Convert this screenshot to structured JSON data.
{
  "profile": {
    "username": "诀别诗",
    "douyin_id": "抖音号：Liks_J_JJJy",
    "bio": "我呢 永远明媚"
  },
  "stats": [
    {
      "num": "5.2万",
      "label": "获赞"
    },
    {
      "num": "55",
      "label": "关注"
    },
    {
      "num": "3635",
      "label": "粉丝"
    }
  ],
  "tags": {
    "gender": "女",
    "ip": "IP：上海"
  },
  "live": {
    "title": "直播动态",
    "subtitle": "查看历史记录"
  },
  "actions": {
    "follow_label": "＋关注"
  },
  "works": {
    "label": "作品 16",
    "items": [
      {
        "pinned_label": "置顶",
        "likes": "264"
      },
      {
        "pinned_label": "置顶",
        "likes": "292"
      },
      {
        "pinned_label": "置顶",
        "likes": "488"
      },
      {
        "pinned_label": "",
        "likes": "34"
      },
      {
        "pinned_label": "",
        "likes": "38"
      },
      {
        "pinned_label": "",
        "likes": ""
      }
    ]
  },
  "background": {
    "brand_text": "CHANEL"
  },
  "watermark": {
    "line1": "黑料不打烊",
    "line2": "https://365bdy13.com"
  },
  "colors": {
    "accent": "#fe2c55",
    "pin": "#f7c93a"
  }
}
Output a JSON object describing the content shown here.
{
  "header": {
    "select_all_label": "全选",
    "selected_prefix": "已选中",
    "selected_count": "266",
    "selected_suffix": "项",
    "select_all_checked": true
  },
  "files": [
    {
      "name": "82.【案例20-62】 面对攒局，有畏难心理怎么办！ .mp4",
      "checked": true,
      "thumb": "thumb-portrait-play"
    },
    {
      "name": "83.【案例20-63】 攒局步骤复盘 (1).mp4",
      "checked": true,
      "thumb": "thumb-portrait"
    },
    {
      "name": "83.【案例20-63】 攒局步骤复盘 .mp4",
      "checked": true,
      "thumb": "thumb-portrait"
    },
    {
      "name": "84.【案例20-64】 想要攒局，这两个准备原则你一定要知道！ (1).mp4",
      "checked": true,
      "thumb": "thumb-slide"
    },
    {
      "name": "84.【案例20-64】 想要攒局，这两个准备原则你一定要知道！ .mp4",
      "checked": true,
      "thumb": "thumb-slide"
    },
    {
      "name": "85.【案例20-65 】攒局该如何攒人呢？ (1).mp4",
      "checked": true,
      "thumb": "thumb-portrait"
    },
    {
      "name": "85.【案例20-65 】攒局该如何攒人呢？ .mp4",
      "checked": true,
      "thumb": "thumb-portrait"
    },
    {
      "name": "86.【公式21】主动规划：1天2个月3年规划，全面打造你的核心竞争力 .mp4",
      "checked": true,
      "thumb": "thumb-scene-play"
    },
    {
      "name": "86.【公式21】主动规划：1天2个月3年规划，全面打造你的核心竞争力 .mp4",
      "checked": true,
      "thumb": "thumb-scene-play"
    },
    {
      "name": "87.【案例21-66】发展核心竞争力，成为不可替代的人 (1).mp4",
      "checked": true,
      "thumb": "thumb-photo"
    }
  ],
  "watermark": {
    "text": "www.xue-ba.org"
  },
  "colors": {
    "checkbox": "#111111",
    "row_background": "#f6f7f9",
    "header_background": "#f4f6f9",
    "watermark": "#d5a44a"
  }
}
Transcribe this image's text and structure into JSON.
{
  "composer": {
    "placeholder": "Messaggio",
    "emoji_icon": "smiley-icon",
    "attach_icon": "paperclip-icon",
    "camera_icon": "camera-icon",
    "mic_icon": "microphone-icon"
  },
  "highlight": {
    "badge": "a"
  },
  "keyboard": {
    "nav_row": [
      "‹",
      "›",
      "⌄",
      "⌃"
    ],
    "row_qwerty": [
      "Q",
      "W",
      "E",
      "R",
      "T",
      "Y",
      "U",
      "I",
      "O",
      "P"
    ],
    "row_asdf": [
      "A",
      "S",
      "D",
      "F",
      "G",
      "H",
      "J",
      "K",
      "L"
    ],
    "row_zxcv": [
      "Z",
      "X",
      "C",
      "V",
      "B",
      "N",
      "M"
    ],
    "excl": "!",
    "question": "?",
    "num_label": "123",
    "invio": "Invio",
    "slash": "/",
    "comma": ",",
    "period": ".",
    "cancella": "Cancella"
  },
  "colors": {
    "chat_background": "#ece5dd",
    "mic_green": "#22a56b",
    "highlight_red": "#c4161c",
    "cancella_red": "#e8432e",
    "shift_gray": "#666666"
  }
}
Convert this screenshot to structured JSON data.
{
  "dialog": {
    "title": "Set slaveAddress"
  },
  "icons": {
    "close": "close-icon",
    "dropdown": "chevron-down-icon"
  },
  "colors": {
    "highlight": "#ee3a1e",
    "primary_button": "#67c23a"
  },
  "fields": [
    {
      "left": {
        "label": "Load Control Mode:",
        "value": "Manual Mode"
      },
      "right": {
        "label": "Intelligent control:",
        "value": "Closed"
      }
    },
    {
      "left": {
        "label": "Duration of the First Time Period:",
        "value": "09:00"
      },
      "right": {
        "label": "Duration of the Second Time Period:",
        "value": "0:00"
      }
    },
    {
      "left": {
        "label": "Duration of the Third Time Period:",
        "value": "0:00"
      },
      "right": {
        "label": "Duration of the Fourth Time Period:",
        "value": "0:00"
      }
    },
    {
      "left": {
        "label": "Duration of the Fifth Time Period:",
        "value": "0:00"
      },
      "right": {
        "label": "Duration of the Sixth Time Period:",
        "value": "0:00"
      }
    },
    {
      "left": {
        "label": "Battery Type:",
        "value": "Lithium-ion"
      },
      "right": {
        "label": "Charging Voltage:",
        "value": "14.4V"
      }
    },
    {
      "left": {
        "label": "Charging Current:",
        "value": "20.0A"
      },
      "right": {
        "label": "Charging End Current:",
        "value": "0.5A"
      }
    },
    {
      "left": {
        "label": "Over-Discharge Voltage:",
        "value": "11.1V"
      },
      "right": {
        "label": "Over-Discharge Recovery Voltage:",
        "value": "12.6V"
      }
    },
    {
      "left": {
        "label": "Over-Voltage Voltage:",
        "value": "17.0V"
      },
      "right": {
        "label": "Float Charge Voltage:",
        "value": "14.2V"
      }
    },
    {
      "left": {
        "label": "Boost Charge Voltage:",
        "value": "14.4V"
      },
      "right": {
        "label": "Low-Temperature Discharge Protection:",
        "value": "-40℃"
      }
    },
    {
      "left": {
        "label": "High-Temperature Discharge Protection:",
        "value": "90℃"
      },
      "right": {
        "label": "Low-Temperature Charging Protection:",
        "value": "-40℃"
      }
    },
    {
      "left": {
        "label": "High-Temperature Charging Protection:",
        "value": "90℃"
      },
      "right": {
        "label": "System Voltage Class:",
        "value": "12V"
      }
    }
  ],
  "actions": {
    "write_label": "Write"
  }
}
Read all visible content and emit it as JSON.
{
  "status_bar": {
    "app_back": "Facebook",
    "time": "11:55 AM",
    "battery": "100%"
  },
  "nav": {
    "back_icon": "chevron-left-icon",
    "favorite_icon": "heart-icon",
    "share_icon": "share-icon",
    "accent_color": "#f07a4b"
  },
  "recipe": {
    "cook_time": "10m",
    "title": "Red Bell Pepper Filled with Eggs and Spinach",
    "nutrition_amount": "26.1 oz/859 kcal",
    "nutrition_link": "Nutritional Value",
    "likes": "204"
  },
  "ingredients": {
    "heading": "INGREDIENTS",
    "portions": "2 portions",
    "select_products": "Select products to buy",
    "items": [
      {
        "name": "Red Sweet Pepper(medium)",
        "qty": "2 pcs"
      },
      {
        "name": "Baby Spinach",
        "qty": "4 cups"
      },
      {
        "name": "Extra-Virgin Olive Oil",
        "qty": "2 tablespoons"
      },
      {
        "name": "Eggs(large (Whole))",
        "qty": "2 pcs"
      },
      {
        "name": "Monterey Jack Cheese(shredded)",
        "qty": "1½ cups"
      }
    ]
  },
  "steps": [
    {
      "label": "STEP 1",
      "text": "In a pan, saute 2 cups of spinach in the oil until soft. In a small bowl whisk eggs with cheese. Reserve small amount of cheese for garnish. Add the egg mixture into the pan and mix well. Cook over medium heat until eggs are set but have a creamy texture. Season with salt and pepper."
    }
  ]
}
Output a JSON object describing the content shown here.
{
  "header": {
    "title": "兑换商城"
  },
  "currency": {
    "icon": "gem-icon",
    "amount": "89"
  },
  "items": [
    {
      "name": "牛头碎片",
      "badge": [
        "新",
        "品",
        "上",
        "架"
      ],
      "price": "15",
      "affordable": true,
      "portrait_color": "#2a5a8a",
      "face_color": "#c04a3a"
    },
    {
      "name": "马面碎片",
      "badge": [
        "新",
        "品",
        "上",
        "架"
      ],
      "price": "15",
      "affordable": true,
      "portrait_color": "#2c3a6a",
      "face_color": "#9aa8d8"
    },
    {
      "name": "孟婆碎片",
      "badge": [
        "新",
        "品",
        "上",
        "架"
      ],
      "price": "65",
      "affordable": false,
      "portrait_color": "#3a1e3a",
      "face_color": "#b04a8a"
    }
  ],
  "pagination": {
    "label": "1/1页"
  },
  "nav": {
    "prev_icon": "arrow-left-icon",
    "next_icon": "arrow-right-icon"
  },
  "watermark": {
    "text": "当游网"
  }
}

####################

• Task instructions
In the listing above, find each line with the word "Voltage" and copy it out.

• Output for this exercise
        "label": "Charging Voltage:",
        "label": "Over-Discharge Voltage:",
        "label": "Over-Discharge Recovery Voltage:",
        "label": "Over-Voltage Voltage:",
        "label": "Float Charge Voltage:",
        "label": "Boost Charge Voltage:",
        "label": "System Voltage Class:",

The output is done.